AIM OF THE EXERCISE = Copy, from the entries below, each line in which the string "vector" appears.

[Items from an interface collection]
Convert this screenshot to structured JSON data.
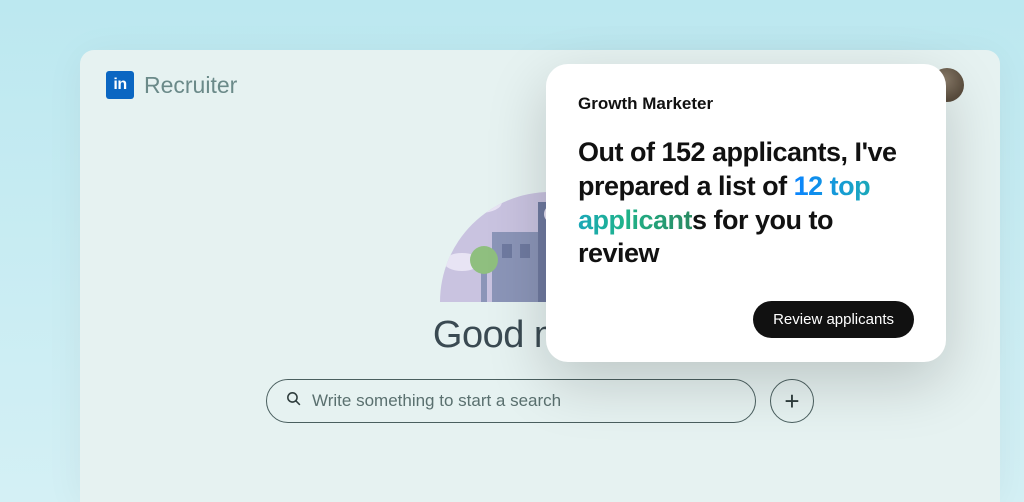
{
  "brand": {
    "logo_text": "in",
    "name": "Recruiter"
  },
  "greeting": "Good mornin",
  "search": {
    "placeholder": "Write something to start a search"
  },
  "add_button": {
    "glyph": "+"
  },
  "card": {
    "title": "Growth Marketer",
    "headline_pre": "Out of 152 applicants, I've prepared a list of ",
    "headline_highlight": "12 top applicant",
    "headline_post": "s for you to review",
    "cta": "Review applicants"
  }
}
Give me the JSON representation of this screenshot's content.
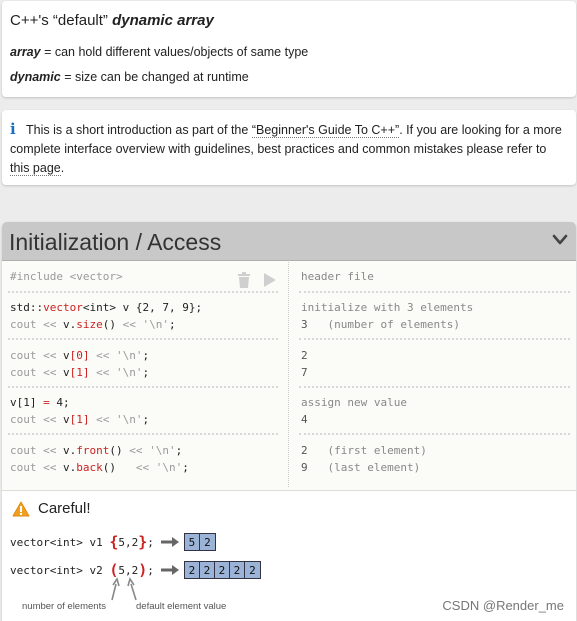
{
  "intro": {
    "title_prefix": "C++'s “default” ",
    "title_emph": "dynamic array",
    "def1_term": "array",
    "def1_text": " = can hold different values/objects of same type",
    "def2_term": "dynamic",
    "def2_text": " = size can be changed at runtime"
  },
  "note": {
    "icon": "info-icon",
    "text1": "This is a short introduction as part of the ",
    "link1": "“Beginner's Guide To C++”",
    "text2": ". If you are looking for a more complete interface overview with guidelines, best practices and common mistakes please refer to ",
    "link2": "this page",
    "text3": "."
  },
  "section": {
    "title": "Initialization / Access",
    "collapse_icon": "chevron-down-icon"
  },
  "code": {
    "include": "#include <vector>",
    "l_std": "std::",
    "l_vector": "vector",
    "l_int": "<int>",
    "l_v": " v ",
    "l_init": "{2, 7, 9}",
    "l_semi": ";",
    "cout": "cout",
    "shl": " << ",
    "v_size": "v.",
    "size_fn": "size",
    "parens": "()",
    "nl": "'\\n'",
    "semi": ";",
    "v0_v": "v",
    "v0_idx": "[0]",
    "v1_idx": "[1]",
    "assign_lhs": "v[1]",
    "assign_op": " = ",
    "assign_val": "4",
    "front_fn": "front",
    "back_fn": "back",
    "back_pad": "  "
  },
  "results": {
    "r1": "header file",
    "r2": "initialize with 3 elements",
    "r3_val": "3",
    "r3_note": "   (number of elements)",
    "r4": "2",
    "r5": "7",
    "r6": "assign new value",
    "r7": "4",
    "r8_val": "2",
    "r8_note": "   (first element)",
    "r9_val": "9",
    "r9_note": "   (last element)"
  },
  "careful": {
    "title": "Careful!",
    "ex1_decl": "vector<int> v1 ",
    "ex1_open": "{",
    "ex1_args": "5,2",
    "ex1_close": "}",
    "ex1_semi": ";",
    "ex1_cells": [
      "5",
      "2"
    ],
    "ex2_decl": "vector<int> v2 ",
    "ex2_open": "(",
    "ex2_args": "5,2",
    "ex2_close": ")",
    "ex2_semi": ";",
    "ex2_cells": [
      "2",
      "2",
      "2",
      "2",
      "2"
    ],
    "label_count": "number of elements",
    "label_default": "default element value"
  },
  "watermark": "CSDN @Render_me"
}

YOUR RESPONSE =
    "include": "#include <vector>",
    "l_vector": "vector",
    "ex1_decl": "vector<int> v1 ",
    "ex2_decl": "vector<int> v2 ",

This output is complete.